▶ _REQUIRED WORK_
Of the lines in the data below, count the ones holding the string "this", and answer with that number only.
(TASK DATA begins)
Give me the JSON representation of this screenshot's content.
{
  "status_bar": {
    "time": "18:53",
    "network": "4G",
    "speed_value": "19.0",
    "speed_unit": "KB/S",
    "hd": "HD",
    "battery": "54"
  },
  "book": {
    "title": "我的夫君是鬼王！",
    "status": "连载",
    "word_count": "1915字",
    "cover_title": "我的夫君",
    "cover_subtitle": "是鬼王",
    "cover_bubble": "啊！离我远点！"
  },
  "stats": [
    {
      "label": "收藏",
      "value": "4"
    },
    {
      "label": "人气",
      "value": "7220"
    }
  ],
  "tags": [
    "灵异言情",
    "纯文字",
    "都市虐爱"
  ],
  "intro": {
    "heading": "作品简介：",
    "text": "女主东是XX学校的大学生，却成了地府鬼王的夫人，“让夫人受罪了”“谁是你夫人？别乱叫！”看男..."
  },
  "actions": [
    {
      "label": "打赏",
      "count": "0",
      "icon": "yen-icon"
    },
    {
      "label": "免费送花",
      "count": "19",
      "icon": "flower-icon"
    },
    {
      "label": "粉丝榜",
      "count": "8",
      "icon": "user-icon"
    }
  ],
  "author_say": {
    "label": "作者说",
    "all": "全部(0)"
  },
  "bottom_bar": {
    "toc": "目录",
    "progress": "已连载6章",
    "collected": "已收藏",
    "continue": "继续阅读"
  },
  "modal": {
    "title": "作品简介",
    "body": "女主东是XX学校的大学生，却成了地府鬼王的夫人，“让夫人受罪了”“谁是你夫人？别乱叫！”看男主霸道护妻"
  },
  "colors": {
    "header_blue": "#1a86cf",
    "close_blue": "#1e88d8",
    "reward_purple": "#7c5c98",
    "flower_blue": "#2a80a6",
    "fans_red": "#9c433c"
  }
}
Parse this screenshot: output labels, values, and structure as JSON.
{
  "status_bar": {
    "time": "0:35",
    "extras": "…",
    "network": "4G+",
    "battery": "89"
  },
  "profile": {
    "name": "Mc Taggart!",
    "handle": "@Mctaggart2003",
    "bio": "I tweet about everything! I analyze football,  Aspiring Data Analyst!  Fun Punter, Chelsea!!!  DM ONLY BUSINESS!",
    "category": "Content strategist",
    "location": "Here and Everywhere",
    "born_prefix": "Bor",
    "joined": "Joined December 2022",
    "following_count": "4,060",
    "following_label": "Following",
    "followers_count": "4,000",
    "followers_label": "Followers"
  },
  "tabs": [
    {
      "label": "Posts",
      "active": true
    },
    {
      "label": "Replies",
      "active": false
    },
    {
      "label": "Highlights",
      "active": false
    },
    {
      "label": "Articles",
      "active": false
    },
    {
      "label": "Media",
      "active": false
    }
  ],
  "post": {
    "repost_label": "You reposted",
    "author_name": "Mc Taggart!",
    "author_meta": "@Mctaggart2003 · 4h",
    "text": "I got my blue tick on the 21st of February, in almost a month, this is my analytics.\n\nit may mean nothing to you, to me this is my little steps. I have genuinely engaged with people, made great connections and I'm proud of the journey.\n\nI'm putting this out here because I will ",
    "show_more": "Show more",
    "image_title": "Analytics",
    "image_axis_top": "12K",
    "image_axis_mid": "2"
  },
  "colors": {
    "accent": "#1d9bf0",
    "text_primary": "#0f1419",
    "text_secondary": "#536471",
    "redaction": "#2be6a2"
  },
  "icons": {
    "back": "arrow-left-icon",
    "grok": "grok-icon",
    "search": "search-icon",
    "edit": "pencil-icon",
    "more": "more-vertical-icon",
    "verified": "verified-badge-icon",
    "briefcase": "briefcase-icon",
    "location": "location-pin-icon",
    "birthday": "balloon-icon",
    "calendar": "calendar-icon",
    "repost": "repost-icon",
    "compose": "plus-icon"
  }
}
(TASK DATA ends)
▶ _RESPONSE AREA_
3